May 2. Departs at 6:40 am., 764-5026, Pedro.
FLY TO BOSTON for
EASTER/MARATHON.BCHEAP-R.T. OR
1-way 4/18 $110. 663-5804.
FOR SALE 5 3RD ROW TICKETS FOR
U2. Seats between Bono & Edge. Call 763-
1814.

BIKE THE ROCKIESI!
AND RAFT THE COLORADO
Call Bivouac Travel, 761-8777
BUMPED FROM AIRLINE?
We'll buy your ticket
Paying CASH DOLLARS now
Jeff 662-3709
4 Airline from Detroit-Dallas round trip.
Leave 22nd-Return 26th. 482-3760.
CALL REGENCY TRAVEL for low fares to
Europe, the Orient, and around the world.
Ask about Eurail and Britrail passes. Call
665-6122.
RIDER WANTED TO BOSTON/ CAPE
COD.: Free! no expenses. Leaving approx.
mid May. Contact artin Ross at 517-372-
7700 (days) or 517-351-3600 (eves.).
SPRING AND SUMMER VACATION in
Traverse City, on Sugar Sand Beach. Call 1-
80022-SAND. This weekend $18.87 per
night, per couple
Spring fever?
Get away for 3 days, 2 nights in Traverse
City.

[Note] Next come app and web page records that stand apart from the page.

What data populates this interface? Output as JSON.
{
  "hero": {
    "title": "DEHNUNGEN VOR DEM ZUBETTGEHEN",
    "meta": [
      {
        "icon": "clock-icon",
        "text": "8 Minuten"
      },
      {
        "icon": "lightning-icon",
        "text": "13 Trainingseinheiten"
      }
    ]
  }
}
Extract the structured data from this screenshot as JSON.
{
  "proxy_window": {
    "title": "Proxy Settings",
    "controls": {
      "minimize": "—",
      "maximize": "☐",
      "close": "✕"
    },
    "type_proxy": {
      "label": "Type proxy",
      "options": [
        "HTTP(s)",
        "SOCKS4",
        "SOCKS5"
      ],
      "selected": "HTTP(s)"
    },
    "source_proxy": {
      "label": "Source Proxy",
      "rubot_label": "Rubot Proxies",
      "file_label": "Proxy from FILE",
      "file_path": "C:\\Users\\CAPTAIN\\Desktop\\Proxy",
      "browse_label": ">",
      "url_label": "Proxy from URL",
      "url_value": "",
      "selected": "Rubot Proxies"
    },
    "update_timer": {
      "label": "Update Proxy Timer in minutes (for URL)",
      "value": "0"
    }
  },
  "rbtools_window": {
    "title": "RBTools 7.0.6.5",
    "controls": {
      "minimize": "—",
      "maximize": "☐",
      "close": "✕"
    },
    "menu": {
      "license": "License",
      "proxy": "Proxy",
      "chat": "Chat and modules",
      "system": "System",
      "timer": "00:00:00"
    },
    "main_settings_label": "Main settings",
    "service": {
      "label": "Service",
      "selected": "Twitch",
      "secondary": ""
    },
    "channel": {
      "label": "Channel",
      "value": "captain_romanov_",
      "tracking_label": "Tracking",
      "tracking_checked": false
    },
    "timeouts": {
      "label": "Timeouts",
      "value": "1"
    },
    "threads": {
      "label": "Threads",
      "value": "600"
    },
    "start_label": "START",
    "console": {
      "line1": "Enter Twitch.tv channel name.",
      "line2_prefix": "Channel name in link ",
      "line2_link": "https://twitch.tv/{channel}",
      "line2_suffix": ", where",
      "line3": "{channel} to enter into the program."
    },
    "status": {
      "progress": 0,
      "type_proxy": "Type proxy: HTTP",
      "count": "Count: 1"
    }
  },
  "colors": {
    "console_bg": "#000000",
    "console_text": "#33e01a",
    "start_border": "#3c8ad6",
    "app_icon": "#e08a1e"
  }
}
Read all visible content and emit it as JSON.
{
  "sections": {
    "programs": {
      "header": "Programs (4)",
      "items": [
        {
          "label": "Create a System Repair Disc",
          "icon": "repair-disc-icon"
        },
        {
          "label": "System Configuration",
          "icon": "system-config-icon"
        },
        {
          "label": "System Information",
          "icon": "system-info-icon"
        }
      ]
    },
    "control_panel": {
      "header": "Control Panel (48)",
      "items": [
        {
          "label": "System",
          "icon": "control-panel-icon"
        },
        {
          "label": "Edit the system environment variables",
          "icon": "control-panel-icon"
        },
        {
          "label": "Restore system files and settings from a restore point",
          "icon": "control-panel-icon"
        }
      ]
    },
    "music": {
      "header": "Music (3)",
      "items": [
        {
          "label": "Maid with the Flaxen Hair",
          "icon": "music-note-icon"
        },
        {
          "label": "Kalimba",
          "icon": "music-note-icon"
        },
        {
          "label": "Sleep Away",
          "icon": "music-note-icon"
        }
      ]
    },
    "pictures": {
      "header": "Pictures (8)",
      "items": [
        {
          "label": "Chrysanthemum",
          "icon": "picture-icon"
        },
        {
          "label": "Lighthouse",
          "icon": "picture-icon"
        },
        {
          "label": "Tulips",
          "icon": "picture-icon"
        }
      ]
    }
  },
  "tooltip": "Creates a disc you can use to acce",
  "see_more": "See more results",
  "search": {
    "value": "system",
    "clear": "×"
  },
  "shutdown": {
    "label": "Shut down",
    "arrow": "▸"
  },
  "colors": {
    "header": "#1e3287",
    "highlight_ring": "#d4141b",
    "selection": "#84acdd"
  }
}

Cheap off-season rates, lodging for 2
$50. Cabin for 4, $60. That is total cost folks!
(616)-276-9502.
TRAVEL PLANS: For interviews, going
home, pleasure. Complete Travel, 761-6500.

. .r
:' .
* -.
" -

\.. *.
" -- '
4
,.
'b...
a-

ROOMMATES

---
m

MISCELLANEOUS
THE BAHA'I FAITH: God is one, man is
one, and all the religions are one.

1 or 2 FEMALE RMMATES wanted for 1
bdrm. in 4 bdrm. apt. on Greenwd. Sept-Sept.
Call Helen 764-3643 or Polly 764-1038
1 OR 2 FEMALE ROOMMATES NEEDED
SEPT. '87-SEPT '88 for 1 bedroom in a 2 br.
apt. B ievel, close to campus. Call us at 761-
2357.
MALE NEEDED FOR SPRING-SUMMER
SUBLET in 2 bedroom apt. near athletic
campus. Parking, laundry & AC $125
(Negotiable). 747-6142.
MALE ROOMMATE WANTED TO LIVE
W/ 3 OTHERS. $200/mo. Good location.
Sept. to Sept. lease. Call 665-4870.
NEED COOL PEOPLE TO SHARE a hap-
penin' house- 5 minutes from campus. Rent
neg. Call 764-8736 or 764-5778.
WANTED: 2 FEMALE ROOMMATES TO
share a rm. in a great 4 bedrm. house (old
FAC- behind VCs) includes laundry, excel-
lent rent, fireplace seniors. Available Spring,
Summer &/or Fall. Call Diane 663-5950 or
Liz 995-1337.
COMPUTER MDSE.
COMPUTERS, printers, modems. Specials
this month on 1200B Modem only $129. Call
Automation Link, 747-9000.

* *.AA hfl'5Can Dance uu',NTAu ~
BYDA MRISLARNC,*R
44 , (ey],9 su r *te *T*7ma TS4 amI A*lv
*" j"4"
* . 1111141
* 4

Michigan Daily
SPORTS
763-0376

MUSICAL

STEREO EQUIP- Carver Sonic Holigram
$125 JVC TX -900 Tuner $199. Mike 747-
63 85.
TAPES: Maxell XL1190 and TDK SA90 as
low as $1.90/tape. Other avail. 668-7981.
VIOLIN 1971 G.A. FICKER, exc. tone, var-
nish. $1300. 763-2886 Bryan.

THERE ARE TWO SIDES TO
BECOMING A NURSE IN THE ARMY.

810 S. State
747-SPOT
747-7769
NI i S - T ' ( TU S FREE DELIVERY
PHILA DELPHIA STYLE STEA K SAND WICHES
SPOT'S STUDY BREAK SPECIAL
ONE FREE LITER OF ANY
SOFT DRINK WITH

And they're both repre-
sented by the insignia you wear
as a member of the Army Nurse

I

.. )

Back to Top

© 2020 Regents of the University of Michigan